Another little piece I wrote for work this week. You can have a look at the original, or an excerpt quoted below.
Karl Lagerfeld is probably very upset.
The German fashion designer once stated, “What I like about photographs is that they capture a moment that’s gone forever; impossible to reproduce.”
Well, Snapchat, as we all know, captures a moment for a moment (or ten), and then both are gone forever. In the process, the Android and iOS app has turned the very meaning of photography on its head: taking photographs for the purpose of posterity and remembrance, and instead using them to convey a fleeting, momentary message.
And what’s most startling, quite possibly, is that we didn’t notice how one of the multimedia staples of the last two hundred years has been completely changed in less than two.
In less than two years, and despite having only five staff, Snapchat has gone from initial release to being valued at a staggering $860M and has received significant investment in 2013. Despite the vast majority of its user base being located in the United States, it has infiltrated the lexicon of Great Britain, and seems to have overcome initial fears that it would be used solely for untoward purposes.
But the undeniable and exciting success of Snapchat has hidden another story: what does this new method of communication hold for the future? The ability to get a user to examine every detail of a picture in less than ten seconds, and commit it to memory long enough to draft a reply, is something out of an advertiser’s dream.
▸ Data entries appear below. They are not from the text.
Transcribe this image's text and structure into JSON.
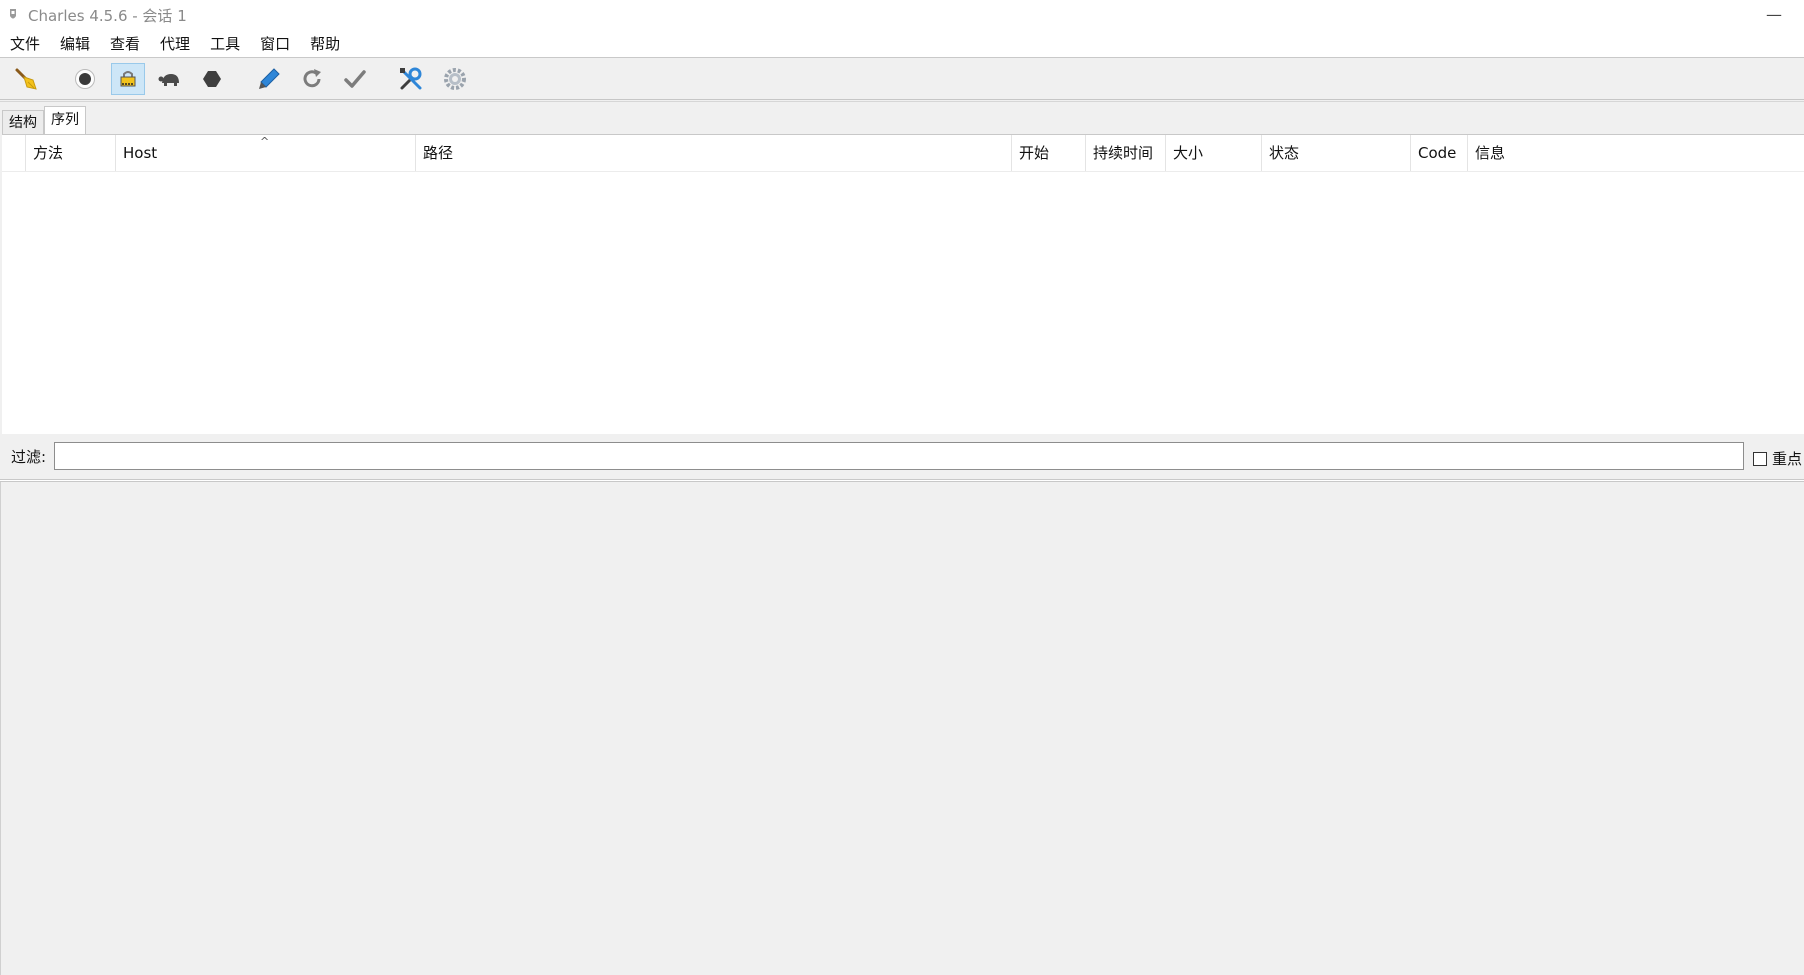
{
  "window": {
    "title": "Charles 4.5.6 - 会话 1",
    "minimize_glyph": "—"
  },
  "menu": {
    "items": [
      "文件",
      "编辑",
      "查看",
      "代理",
      "工具",
      "窗口",
      "帮助"
    ]
  },
  "toolbar": {
    "buttons": [
      {
        "name": "clear-session",
        "icon": "broom-icon",
        "active": false
      },
      {
        "name": "record",
        "icon": "record-icon",
        "active": false
      },
      {
        "name": "ssl-proxying",
        "icon": "ssl-lock-icon",
        "active": true
      },
      {
        "name": "throttle",
        "icon": "turtle-icon",
        "active": false
      },
      {
        "name": "breakpoints",
        "icon": "hexagon-stop-icon",
        "active": false
      },
      {
        "name": "compose",
        "icon": "pen-icon",
        "active": false
      },
      {
        "name": "repeat",
        "icon": "refresh-icon",
        "active": false
      },
      {
        "name": "validate",
        "icon": "checkmark-icon",
        "active": false
      },
      {
        "name": "tools",
        "icon": "tools-icon",
        "active": false
      },
      {
        "name": "settings",
        "icon": "gear-icon",
        "active": false
      }
    ]
  },
  "tabs": [
    "结构",
    "序列"
  ],
  "selected_tab": "序列",
  "table": {
    "columns": [
      "方法",
      "Host",
      "路径",
      "开始",
      "持续时间",
      "大小",
      "状态",
      "Code",
      "信息"
    ],
    "sort_indicator": "^",
    "rows": []
  },
  "filter": {
    "label": "过滤:",
    "value": "",
    "focus_label": "重点"
  }
}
And whilst Snapchatremains ad-free, for now, one has to question from where the inevitable monetization of the app will come.